Assigned task -
With the line that contains "Convert this screenshot" as the first line, output exactly every line through the end of the material.

Supplied information -
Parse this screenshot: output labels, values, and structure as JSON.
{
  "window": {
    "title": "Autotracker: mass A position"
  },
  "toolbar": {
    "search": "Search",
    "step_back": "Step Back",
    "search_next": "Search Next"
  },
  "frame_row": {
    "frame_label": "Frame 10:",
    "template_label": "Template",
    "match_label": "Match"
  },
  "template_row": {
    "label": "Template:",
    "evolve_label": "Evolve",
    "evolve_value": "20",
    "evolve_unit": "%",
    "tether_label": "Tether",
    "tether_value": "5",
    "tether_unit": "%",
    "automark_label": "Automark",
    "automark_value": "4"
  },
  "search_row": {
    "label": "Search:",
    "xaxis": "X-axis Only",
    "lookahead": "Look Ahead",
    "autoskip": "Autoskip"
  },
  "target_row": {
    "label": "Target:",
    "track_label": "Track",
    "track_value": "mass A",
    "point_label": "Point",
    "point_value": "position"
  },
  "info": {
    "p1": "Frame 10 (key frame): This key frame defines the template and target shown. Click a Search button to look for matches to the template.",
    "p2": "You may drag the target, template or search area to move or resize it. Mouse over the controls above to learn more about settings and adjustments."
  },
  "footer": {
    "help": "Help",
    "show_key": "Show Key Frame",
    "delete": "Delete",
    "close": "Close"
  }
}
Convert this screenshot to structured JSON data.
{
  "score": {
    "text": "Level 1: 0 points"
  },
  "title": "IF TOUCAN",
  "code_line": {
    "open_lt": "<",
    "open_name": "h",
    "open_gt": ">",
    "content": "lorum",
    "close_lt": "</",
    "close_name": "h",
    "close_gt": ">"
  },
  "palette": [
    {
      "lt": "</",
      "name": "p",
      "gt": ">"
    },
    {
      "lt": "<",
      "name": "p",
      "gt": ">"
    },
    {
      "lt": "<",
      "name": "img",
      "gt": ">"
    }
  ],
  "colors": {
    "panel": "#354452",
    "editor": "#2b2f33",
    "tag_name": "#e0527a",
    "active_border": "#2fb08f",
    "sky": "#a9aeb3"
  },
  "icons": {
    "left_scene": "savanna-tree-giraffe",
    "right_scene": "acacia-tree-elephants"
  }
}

Output of the task -
Convert this screenshot to structured JSON data.
{
  "score": {
    "text": "Level 1: 0 points"
  },
  "title": "IF TOUCAN",
  "code_line": {
    "open_lt": "<",
    "open_name": "h",
    "open_gt": ">",
    "content": "lorum",
    "close_lt": "</",
    "close_name": "h",
    "close_gt": ">"
  },
  "palette": [
    {
      "lt": "</",
      "name": "p",
      "gt": ">"
    },
    {
      "lt": "<",
      "name": "p",
      "gt": ">"
    },
    {
      "lt": "<",
      "name": "img",
      "gt": ">"
    }
  ],
  "colors": {
    "panel": "#354452",
    "editor": "#2b2f33",
    "tag_name": "#e0527a",
    "active_border": "#2fb08f",
    "sky": "#a9aeb3"
  },
  "icons": {
    "left_scene": "savanna-tree-giraffe",
    "right_scene": "acacia-tree-elephants"
  }
}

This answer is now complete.